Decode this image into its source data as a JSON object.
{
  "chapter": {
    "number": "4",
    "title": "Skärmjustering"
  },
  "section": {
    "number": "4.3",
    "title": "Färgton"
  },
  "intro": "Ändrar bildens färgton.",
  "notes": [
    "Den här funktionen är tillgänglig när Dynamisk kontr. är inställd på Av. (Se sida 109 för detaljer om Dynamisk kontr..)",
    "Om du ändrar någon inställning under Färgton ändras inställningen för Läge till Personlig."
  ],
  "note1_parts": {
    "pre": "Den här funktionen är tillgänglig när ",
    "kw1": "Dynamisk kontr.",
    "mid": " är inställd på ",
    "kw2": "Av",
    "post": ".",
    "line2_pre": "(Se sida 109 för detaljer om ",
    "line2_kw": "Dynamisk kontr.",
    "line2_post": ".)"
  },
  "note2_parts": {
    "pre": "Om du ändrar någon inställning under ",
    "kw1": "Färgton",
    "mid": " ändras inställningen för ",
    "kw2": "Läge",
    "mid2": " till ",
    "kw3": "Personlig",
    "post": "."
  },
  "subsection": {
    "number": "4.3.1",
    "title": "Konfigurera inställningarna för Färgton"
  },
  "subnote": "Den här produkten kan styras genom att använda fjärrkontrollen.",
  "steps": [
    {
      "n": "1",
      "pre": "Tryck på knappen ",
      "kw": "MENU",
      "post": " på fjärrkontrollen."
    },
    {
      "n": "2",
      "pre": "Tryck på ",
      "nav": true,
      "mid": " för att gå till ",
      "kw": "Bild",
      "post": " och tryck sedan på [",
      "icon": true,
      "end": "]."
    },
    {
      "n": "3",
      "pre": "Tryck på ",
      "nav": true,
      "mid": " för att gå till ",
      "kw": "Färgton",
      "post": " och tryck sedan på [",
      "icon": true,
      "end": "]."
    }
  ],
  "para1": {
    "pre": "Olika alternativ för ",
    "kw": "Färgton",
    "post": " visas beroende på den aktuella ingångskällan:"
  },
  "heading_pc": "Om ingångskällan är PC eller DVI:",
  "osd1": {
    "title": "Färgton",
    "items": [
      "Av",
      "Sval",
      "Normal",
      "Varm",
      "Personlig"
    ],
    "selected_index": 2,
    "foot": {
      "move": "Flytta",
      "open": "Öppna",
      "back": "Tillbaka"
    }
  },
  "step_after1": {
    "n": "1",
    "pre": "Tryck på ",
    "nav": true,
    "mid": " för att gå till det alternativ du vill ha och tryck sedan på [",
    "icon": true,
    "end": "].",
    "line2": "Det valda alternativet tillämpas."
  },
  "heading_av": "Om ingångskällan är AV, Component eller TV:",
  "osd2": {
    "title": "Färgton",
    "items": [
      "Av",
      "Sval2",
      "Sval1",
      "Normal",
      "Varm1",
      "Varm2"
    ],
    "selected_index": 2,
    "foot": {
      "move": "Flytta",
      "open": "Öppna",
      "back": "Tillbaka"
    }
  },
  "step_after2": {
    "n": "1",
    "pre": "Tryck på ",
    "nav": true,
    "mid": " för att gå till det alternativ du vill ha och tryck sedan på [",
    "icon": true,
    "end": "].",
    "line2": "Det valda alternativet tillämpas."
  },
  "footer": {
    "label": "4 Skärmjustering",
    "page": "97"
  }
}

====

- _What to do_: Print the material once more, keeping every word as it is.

- _Written response_:
Decode this image into its source data as a JSON object.
{
  "chapter": {
    "number": "4",
    "title": "Skärmjustering"
  },
  "section": {
    "number": "4.3",
    "title": "Färgton"
  },
  "intro": "Ändrar bildens färgton.",
  "notes": [
    "Den här funktionen är tillgänglig när Dynamisk kontr. är inställd på Av. (Se sida 109 för detaljer om Dynamisk kontr..)",
    "Om du ändrar någon inställning under Färgton ändras inställningen för Läge till Personlig."
  ],
  "note1_parts": {
    "pre": "Den här funktionen är tillgänglig när ",
    "kw1": "Dynamisk kontr.",
    "mid": " är inställd på ",
    "kw2": "Av",
    "post": ".",
    "line2_pre": "(Se sida 109 för detaljer om ",
    "line2_kw": "Dynamisk kontr.",
    "line2_post": ".)"
  },
  "note2_parts": {
    "pre": "Om du ändrar någon inställning under ",
    "kw1": "Färgton",
    "mid": " ändras inställningen för ",
    "kw2": "Läge",
    "mid2": " till ",
    "kw3": "Personlig",
    "post": "."
  },
  "subsection": {
    "number": "4.3.1",
    "title": "Konfigurera inställningarna för Färgton"
  },
  "subnote": "Den här produkten kan styras genom att använda fjärrkontrollen.",
  "steps": [
    {
      "n": "1",
      "pre": "Tryck på knappen ",
      "kw": "MENU",
      "post": " på fjärrkontrollen."
    },
    {
      "n": "2",
      "pre": "Tryck på ",
      "nav": true,
      "mid": " för att gå till ",
      "kw": "Bild",
      "post": " och tryck sedan på [",
      "icon": true,
      "end": "]."
    },
    {
      "n": "3",
      "pre": "Tryck på ",
      "nav": true,
      "mid": " för att gå till ",
      "kw": "Färgton",
      "post": " och tryck sedan på [",
      "icon": true,
      "end": "]."
    }
  ],
  "para1": {
    "pre": "Olika alternativ för ",
    "kw": "Färgton",
    "post": " visas beroende på den aktuella ingångskällan:"
  },
  "heading_pc": "Om ingångskällan är PC eller DVI:",
  "osd1": {
    "title": "Färgton",
    "items": [
      "Av",
      "Sval",
      "Normal",
      "Varm",
      "Personlig"
    ],
    "selected_index": 2,
    "foot": {
      "move": "Flytta",
      "open": "Öppna",
      "back": "Tillbaka"
    }
  },
  "step_after1": {
    "n": "1",
    "pre": "Tryck på ",
    "nav": true,
    "mid": " för att gå till det alternativ du vill ha och tryck sedan på [",
    "icon": true,
    "end": "].",
    "line2": "Det valda alternativet tillämpas."
  },
  "heading_av": "Om ingångskällan är AV, Component eller TV:",
  "osd2": {
    "title": "Färgton",
    "items": [
      "Av",
      "Sval2",
      "Sval1",
      "Normal",
      "Varm1",
      "Varm2"
    ],
    "selected_index": 2,
    "foot": {
      "move": "Flytta",
      "open": "Öppna",
      "back": "Tillbaka"
    }
  },
  "step_after2": {
    "n": "1",
    "pre": "Tryck på ",
    "nav": true,
    "mid": " för att gå till det alternativ du vill ha och tryck sedan på [",
    "icon": true,
    "end": "].",
    "line2": "Det valda alternativet tillämpas."
  },
  "footer": {
    "label": "4 Skärmjustering",
    "page": "97"
  }
}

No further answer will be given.